Stark, Luke, Amanda Stanhaus, and Denise L. Anthony, “‘I don’t want someone to watch me while I’m working’: Gendered views of workplace surveillance,” Journal of the Association for Information Science and Technology (JASIST) 71(9) (September 2020), 1074-1088.

Hoyle, Roberto, Luke Stark, Qatrunnada Ismail, David Crandall, Apu Kapadia, and Denise L. Anthony, “Privacy Norms and Preferences for Photos Posted Online,” ACM Transactions on Computer-Human Interaction, Article 30, (August 2020).

Madaio, Michal, Luke Stark, Jenn Wortman Vaughan, and Hanna Wallach, “Co-Designing Checklists to Understand Organizational Challenges and Opportunities around Fairness in AI,” 2020 ACM Conference on Human Factors in Computing Systems (CHI’20) (April 2020), 1-14.


Stark, Luke and Kate Crawford, “The Work of Art in the Age of Artificial Intelligence,” Surveillance & Society 17(3/4) (2019), 442-455. doi:10.24908/ss.v17i3/4.10821

Stark, Luke and Anna Lauren Hoffmann, “Data Is The New What? Popular Metaphors & Professional Ethics in Emerging Data Cultures,” Journal of Cultural Analytics (Special Issue: Data Cultures, Culture as Data), May 2, 2019. doi:10.22148/16.036

Greene, Daniel, Anna Lauren Hoffmann, and Luke Stark, “Better, Nicer, Clearer, Fairer: A Critical Assessment of the Movement for Ethical Artificial Intelligence and Machine Learning,” Proceedings of HICSS 2019, Maui, Hawai’i. doi: 10.24251/HICSS.2019.258


Stark, Luke, “Facial Recognition, Emotion and Race in Animated Social Media,” First Monday 23(9), September 2018

Stark, Luke, “Algorithmic Psychometrics and the Scalable Subject,” Social Studies of Science 48(2) (April 2018), 204-231

Stark, Luke and Karen Levy, “The Consumer as Surveillor,” Media Culture and Society 40 (2018), 1-19. doi: 10.1177/0163443718781985
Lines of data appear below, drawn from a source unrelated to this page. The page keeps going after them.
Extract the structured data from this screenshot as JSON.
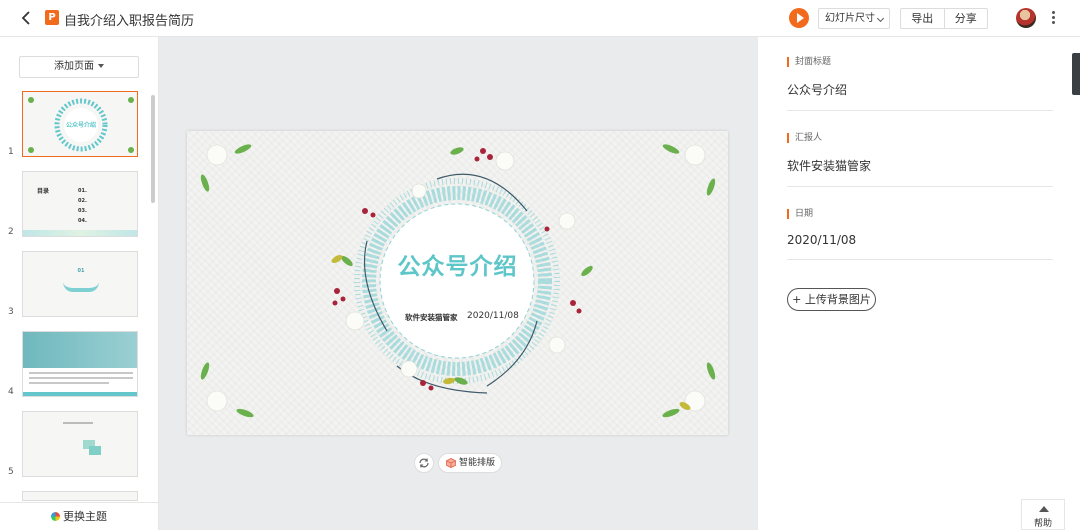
{
  "header": {
    "title": "自我介绍入职报告简历",
    "slide_size_label": "幻灯片尺寸",
    "export_label": "导出",
    "share_label": "分享"
  },
  "sidebar": {
    "add_page_label": "添加页面",
    "change_theme_label": "更换主题",
    "thumbnails": [
      {
        "num": "1",
        "title": "公众号介绍"
      },
      {
        "num": "2",
        "title": "目录",
        "items": [
          "01.",
          "02.",
          "03.",
          "04."
        ]
      },
      {
        "num": "3",
        "title": "01"
      },
      {
        "num": "4",
        "title": ""
      },
      {
        "num": "5",
        "title": ""
      }
    ]
  },
  "slide": {
    "title": "公众号介绍",
    "reporter": "软件安装猫管家",
    "date": "2020/11/08"
  },
  "canvas_tools": {
    "smart_layout_label": "智能排版"
  },
  "properties": {
    "fields": [
      {
        "label": "封面标题",
        "value": "公众号介绍"
      },
      {
        "label": "汇报人",
        "value": "软件安装猫管家"
      },
      {
        "label": "日期",
        "value": "2020/11/08"
      }
    ],
    "upload_bg_label": "上传背景图片"
  },
  "help_label": "帮助",
  "colors": {
    "accent": "#f26b1d",
    "slide_title": "#5cc6c9",
    "wreath": "#63c7cc"
  }
}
David Kotz, Sarah Lord, A. James O’Malley, Luke Stark, and Lisa Marsch, “Emerging Technology and Data Analytics for Behavioral Health,” JMIR Research Protocols, 2018 Jun 20;7(6):e1582018.

To view course syllabi and a full list of previous courses taught, please visit:

Courses taught at Western University:

  • Social Media + Networked Life: Social media platforms, digital communications technologies, and online social and political communities are central to our everyday lives. In this course, we’ll consider how the business models of social media and digital networks shape relations of power, identity, labour, and culture in the world today.
  • Artificial Intelligence and Human Health (graduate & undergraduate courses): Artificial intelligence systems are shaping the practices, discourses, and imagined futures of human health and wellbeing. We’ll work to understand AI’s histories, technical affordances, social impacts, and role in debates about the future of human health and healthcare in Canada and around the world.

Faculty Research Domains

Rotman Institute faculty members are listed below by shared research areas. Visit individual member profiles to learn more.